- _DATA FOR ANALYSIS_:
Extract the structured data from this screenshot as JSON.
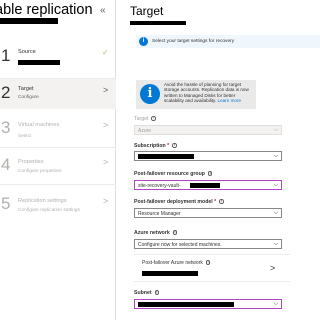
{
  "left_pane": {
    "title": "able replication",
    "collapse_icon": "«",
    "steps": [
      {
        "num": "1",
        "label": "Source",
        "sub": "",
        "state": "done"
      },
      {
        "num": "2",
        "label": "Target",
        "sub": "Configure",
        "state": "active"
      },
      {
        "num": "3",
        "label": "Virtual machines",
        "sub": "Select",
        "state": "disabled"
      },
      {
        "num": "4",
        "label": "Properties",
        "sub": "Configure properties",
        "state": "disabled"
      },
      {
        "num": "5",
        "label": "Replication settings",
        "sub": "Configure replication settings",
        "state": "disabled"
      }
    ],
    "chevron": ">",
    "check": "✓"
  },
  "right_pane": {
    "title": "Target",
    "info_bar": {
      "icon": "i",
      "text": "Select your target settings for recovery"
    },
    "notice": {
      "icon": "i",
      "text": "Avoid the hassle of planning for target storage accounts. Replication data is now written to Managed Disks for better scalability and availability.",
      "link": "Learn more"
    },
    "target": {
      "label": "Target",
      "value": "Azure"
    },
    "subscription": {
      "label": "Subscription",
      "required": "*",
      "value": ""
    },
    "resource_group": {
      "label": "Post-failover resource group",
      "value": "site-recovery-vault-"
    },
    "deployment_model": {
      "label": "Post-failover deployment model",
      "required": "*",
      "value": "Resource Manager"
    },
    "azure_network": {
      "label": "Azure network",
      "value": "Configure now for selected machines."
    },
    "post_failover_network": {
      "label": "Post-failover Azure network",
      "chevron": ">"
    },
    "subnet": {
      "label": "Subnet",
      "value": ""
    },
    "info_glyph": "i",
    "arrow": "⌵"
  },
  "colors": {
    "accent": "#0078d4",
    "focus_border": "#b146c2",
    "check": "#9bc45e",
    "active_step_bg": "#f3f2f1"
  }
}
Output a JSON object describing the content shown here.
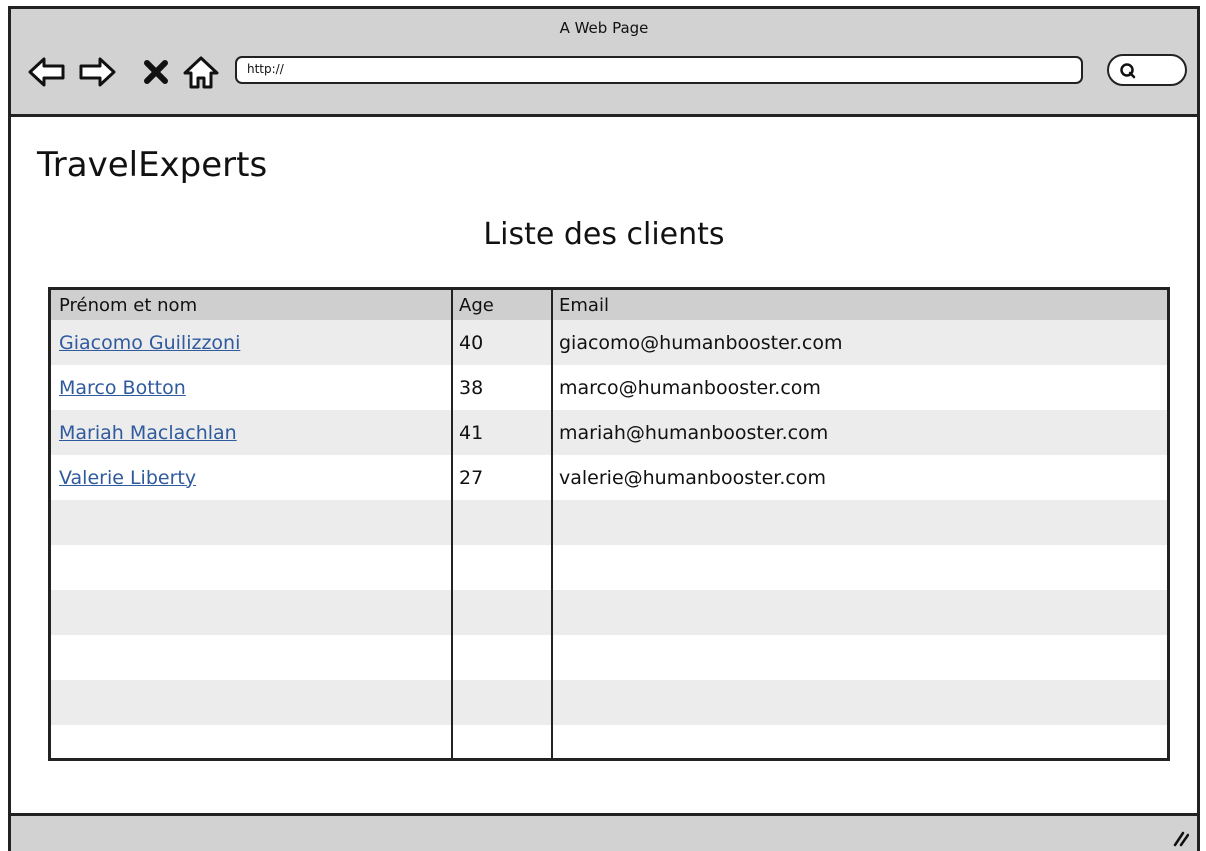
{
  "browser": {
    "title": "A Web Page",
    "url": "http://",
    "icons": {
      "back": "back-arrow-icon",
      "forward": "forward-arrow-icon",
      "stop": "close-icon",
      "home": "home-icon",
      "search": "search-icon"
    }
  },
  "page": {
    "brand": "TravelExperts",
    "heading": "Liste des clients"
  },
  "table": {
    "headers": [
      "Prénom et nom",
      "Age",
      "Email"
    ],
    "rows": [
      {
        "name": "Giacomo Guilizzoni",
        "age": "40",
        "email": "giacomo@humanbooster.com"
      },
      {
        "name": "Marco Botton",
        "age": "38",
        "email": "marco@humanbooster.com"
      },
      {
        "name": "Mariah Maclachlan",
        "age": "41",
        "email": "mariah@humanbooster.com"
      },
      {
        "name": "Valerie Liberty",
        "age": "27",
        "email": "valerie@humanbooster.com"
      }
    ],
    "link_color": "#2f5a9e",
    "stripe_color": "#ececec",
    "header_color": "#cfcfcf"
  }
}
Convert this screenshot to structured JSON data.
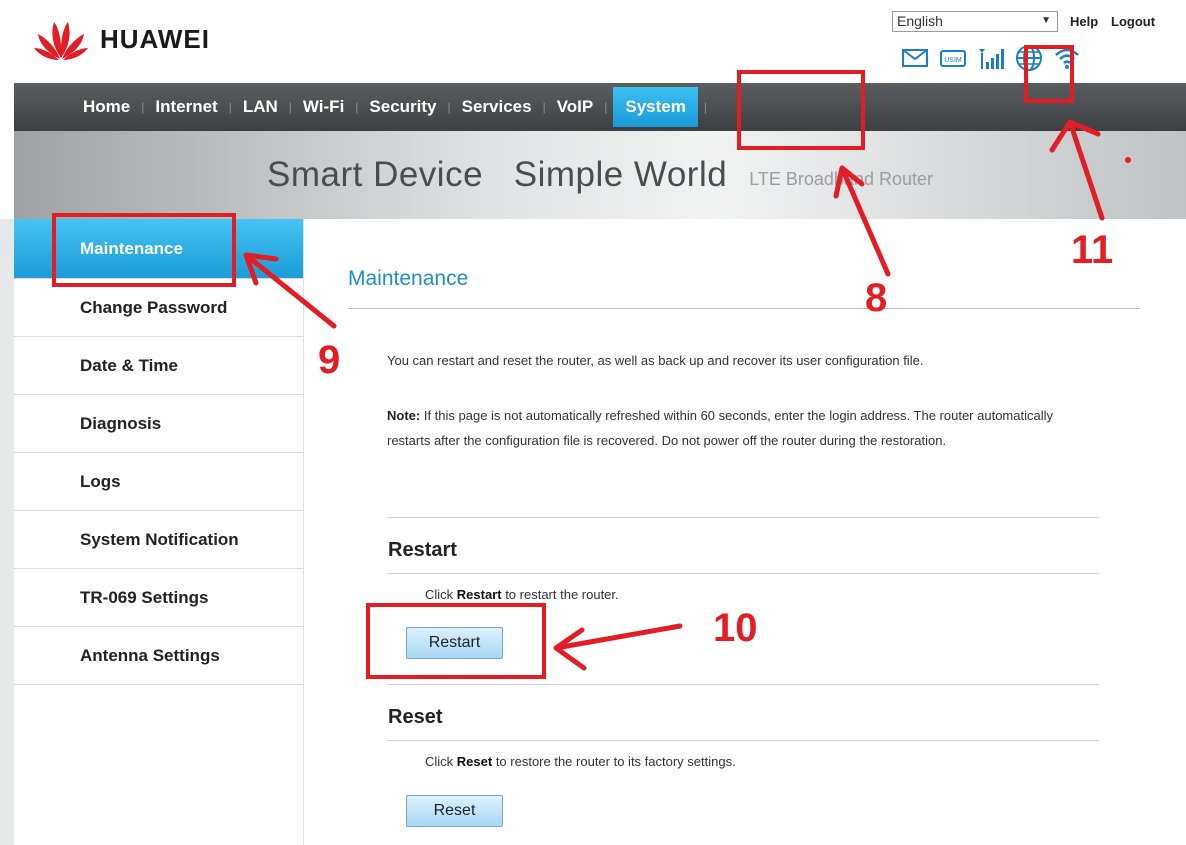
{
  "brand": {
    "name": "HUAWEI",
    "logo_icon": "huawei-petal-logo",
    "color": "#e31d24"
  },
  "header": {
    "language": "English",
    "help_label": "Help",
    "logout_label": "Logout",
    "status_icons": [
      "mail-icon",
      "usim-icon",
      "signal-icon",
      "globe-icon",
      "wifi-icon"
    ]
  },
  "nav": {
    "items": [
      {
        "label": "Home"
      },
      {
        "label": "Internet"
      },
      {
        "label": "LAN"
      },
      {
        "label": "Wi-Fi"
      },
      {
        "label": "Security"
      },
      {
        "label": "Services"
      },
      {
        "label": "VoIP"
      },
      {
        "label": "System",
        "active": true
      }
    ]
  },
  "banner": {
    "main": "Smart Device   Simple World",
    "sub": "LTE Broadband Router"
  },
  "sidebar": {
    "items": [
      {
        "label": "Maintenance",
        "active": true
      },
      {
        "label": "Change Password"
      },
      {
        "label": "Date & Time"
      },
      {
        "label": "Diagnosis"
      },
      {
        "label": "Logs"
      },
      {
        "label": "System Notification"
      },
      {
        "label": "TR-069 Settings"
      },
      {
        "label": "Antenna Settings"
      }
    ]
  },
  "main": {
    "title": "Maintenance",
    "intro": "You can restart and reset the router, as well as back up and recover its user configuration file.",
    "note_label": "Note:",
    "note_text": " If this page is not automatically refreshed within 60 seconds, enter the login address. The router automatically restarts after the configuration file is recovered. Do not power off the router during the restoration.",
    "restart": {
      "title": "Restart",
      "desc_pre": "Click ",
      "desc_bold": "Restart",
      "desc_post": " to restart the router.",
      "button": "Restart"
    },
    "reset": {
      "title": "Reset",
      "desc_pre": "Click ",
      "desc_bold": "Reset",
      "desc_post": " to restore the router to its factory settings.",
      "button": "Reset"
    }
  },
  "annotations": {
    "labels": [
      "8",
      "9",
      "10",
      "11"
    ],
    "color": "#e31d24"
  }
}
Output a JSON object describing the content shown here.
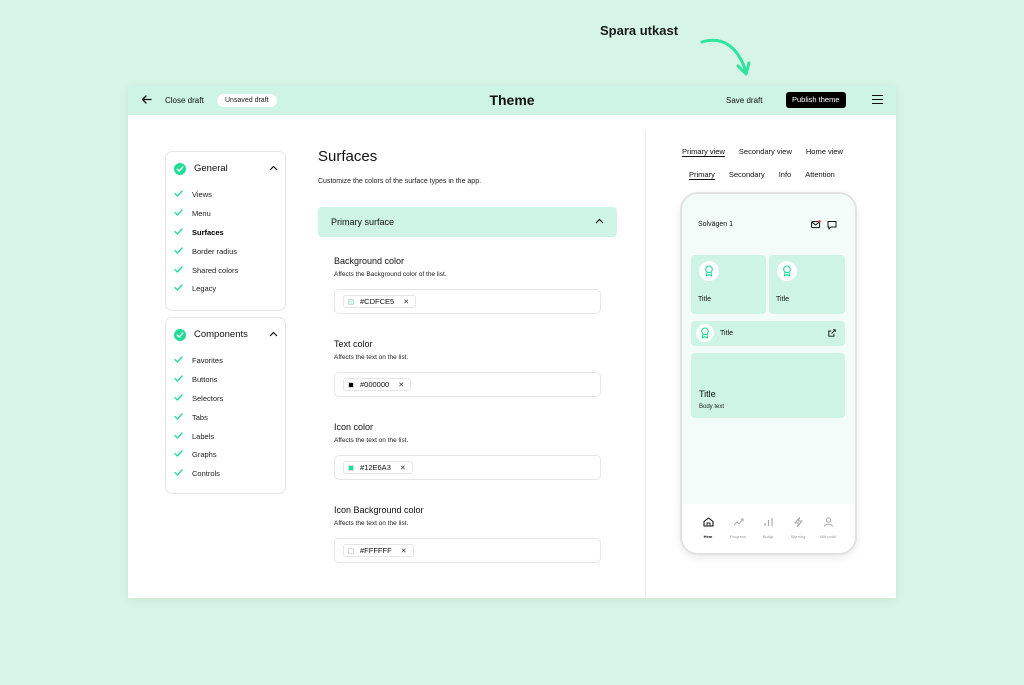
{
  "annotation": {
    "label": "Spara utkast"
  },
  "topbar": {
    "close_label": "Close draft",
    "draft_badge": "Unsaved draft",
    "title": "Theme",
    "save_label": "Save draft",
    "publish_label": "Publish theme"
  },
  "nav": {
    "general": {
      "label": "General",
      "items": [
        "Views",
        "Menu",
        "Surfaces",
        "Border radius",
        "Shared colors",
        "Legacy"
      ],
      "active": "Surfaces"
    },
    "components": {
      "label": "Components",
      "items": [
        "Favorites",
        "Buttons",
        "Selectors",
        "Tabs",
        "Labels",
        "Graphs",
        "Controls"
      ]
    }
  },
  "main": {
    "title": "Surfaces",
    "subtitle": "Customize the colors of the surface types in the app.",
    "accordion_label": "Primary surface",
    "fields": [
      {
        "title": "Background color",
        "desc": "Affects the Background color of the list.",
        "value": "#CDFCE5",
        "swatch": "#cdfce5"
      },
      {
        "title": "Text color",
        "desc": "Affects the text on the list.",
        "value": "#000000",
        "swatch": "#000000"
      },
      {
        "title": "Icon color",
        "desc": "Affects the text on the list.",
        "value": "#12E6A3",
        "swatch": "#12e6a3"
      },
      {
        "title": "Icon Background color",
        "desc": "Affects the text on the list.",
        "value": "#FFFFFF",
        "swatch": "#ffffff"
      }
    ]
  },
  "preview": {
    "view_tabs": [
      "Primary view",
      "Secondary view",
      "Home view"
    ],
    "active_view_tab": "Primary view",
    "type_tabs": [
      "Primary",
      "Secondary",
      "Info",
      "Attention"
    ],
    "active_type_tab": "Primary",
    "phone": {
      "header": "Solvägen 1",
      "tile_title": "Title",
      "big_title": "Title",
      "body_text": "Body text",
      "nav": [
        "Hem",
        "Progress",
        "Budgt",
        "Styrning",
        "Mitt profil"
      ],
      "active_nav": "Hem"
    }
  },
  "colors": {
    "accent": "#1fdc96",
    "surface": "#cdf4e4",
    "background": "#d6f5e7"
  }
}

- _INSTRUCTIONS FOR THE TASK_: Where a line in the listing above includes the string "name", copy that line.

- _EXPECTED OUTPUT_:
        "name": "Giacomo Guilizzoni",
        "name": "Marco Botton",
        "name": "Mariah Maclachlan",
        "name": "Valerie Liberty",
    "name": "HUAWEI",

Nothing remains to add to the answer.